Top of Information

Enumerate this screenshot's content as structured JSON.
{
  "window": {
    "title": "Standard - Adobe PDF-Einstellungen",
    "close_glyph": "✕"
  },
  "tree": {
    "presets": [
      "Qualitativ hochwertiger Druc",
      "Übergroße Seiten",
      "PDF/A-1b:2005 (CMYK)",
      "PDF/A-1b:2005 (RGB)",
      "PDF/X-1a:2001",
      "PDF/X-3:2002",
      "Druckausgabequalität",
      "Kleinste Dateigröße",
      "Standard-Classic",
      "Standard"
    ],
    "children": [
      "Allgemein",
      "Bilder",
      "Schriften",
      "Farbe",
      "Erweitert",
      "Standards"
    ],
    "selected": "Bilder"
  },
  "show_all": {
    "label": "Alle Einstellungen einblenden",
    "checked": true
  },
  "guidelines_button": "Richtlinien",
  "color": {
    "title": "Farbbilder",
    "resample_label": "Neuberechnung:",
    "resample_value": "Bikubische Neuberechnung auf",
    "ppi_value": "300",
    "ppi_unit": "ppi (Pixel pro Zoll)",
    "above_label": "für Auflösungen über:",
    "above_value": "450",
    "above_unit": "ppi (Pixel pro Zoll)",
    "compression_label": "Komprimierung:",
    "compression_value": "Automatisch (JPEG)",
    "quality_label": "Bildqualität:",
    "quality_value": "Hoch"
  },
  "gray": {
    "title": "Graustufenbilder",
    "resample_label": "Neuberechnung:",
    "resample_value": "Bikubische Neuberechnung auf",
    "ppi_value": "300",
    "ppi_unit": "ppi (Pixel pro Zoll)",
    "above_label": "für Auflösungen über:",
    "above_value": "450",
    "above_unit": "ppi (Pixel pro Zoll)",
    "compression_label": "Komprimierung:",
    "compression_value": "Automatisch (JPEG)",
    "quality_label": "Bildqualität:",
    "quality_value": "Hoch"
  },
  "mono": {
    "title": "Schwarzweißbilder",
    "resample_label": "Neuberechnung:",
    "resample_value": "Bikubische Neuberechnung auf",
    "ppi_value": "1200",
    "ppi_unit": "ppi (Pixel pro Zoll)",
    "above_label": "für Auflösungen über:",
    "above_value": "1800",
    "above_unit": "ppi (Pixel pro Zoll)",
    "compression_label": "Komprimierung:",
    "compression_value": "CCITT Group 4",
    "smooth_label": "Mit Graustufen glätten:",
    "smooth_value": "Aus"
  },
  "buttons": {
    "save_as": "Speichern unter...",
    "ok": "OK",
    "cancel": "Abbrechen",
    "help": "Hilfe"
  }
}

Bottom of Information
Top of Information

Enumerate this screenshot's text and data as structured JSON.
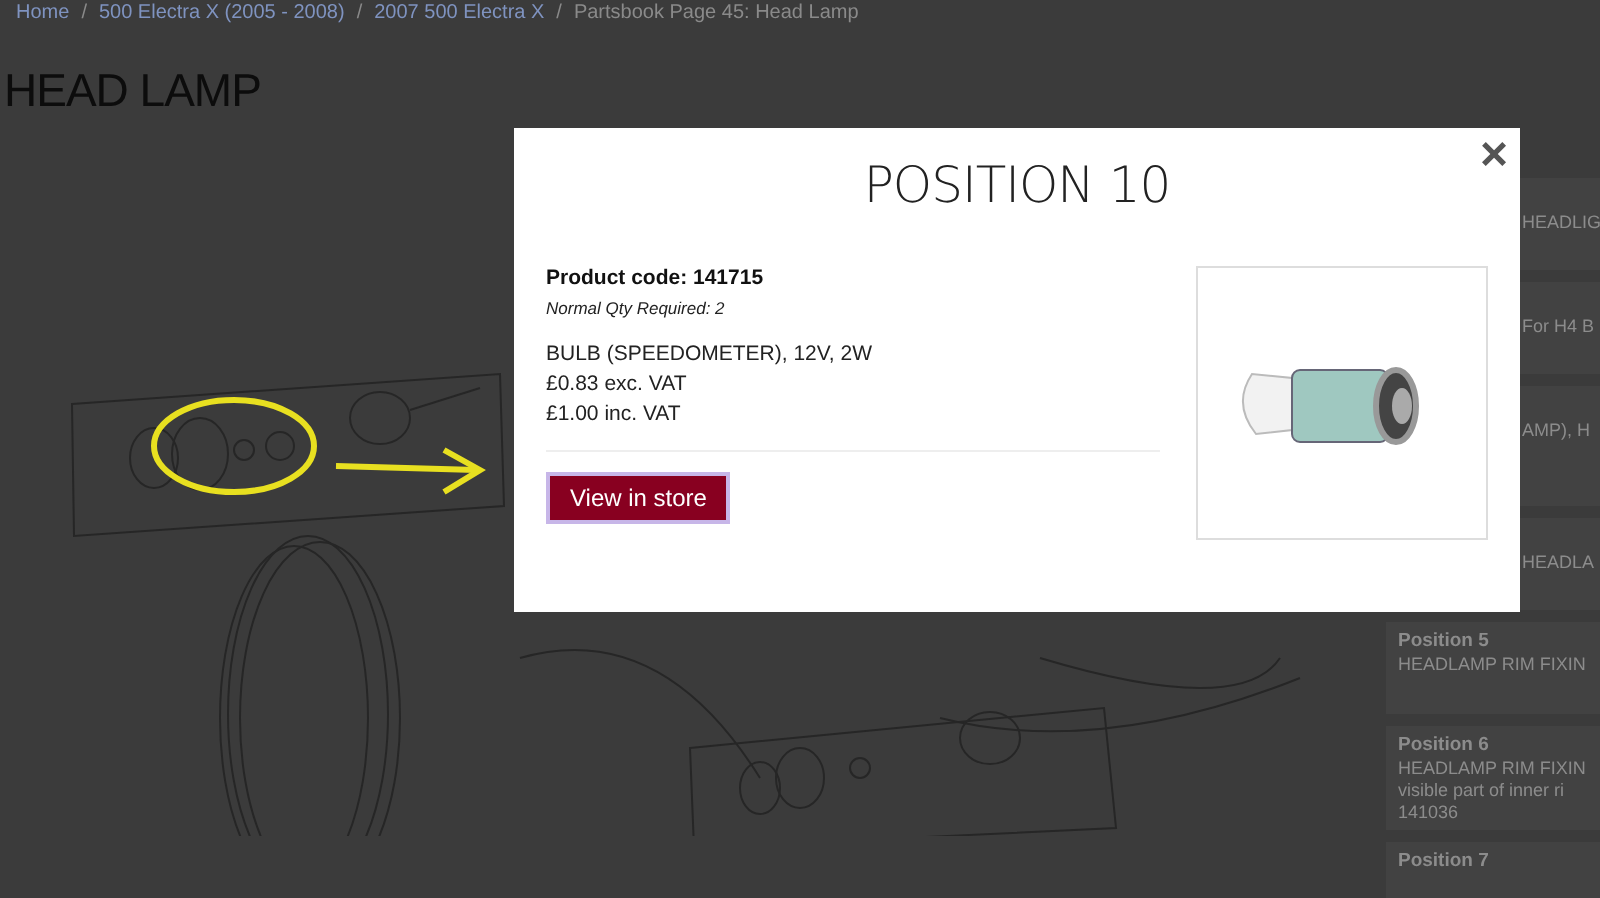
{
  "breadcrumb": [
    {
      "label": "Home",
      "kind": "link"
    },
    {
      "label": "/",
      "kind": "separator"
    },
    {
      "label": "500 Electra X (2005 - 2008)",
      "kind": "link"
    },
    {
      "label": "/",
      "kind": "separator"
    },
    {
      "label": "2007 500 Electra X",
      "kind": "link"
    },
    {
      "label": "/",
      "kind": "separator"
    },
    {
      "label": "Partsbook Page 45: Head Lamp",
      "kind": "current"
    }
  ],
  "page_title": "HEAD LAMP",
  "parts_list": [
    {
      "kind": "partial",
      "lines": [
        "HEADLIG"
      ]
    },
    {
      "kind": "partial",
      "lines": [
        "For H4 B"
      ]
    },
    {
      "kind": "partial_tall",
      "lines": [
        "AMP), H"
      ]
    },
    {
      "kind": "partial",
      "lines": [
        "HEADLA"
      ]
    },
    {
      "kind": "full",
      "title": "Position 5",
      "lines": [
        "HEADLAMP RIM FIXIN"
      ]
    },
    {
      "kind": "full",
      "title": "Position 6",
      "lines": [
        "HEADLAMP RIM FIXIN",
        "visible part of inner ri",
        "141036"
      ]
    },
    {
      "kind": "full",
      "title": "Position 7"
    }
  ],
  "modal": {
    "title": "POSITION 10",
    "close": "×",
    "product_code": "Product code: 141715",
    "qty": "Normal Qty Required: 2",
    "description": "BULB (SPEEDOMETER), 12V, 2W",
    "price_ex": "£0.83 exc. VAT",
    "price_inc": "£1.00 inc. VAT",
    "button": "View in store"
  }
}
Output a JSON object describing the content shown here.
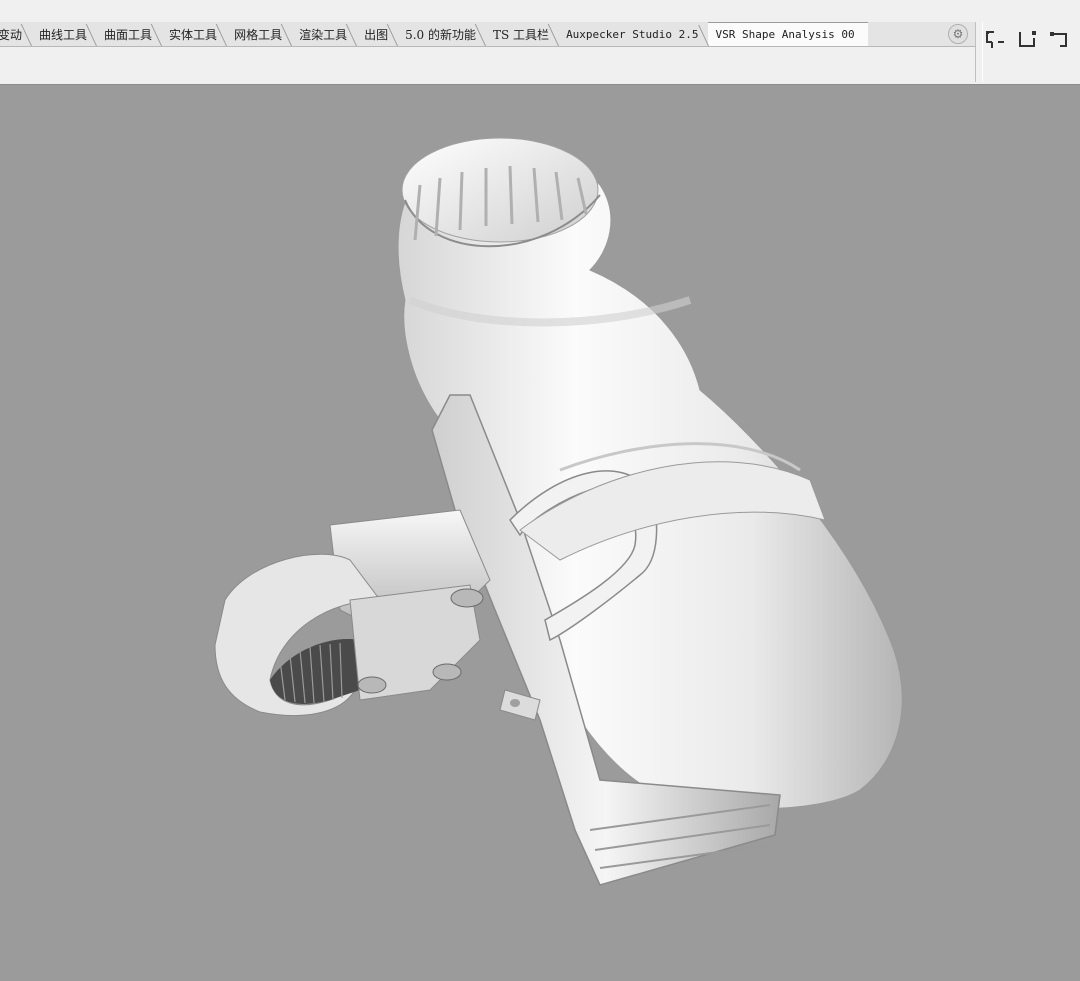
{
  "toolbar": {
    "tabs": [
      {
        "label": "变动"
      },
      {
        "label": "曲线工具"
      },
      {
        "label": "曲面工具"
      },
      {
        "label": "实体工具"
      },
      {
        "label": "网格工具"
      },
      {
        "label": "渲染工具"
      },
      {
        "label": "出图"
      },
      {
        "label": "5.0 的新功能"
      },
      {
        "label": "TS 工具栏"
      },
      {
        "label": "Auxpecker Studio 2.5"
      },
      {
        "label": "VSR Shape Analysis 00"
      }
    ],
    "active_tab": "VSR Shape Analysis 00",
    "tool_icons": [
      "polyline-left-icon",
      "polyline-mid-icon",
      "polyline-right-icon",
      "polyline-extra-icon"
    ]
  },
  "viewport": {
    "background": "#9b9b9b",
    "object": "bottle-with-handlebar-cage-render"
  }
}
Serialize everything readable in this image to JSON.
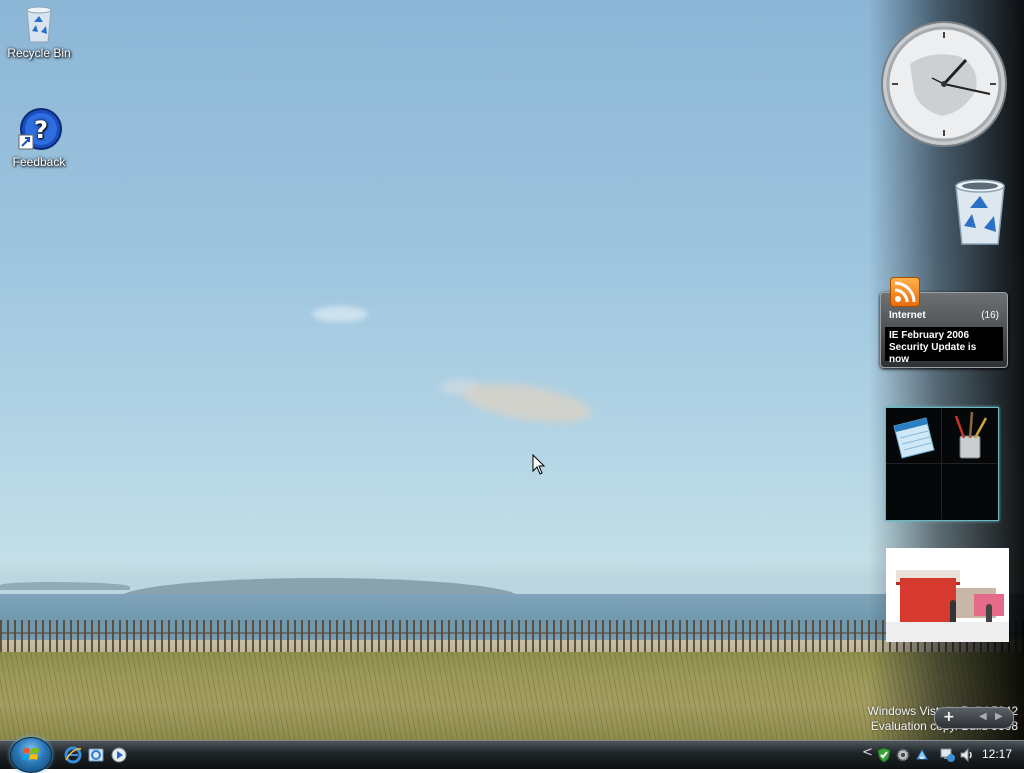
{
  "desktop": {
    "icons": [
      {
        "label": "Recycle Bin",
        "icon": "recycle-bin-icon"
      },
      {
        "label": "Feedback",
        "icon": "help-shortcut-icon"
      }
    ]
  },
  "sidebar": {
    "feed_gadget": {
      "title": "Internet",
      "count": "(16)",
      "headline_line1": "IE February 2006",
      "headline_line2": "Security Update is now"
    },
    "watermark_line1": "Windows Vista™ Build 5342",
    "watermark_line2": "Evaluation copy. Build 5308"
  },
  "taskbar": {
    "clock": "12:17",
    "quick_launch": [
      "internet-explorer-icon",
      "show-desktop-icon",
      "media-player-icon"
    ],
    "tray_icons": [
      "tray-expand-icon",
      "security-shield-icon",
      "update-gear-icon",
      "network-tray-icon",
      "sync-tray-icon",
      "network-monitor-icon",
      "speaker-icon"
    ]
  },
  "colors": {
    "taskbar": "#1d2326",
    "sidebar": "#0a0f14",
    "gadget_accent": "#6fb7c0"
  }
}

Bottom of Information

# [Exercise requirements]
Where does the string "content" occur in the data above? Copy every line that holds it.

# [Reply to the task]
Enumerate this screenshot's content as structured JSON.
Output a JSON object describing the content shown here.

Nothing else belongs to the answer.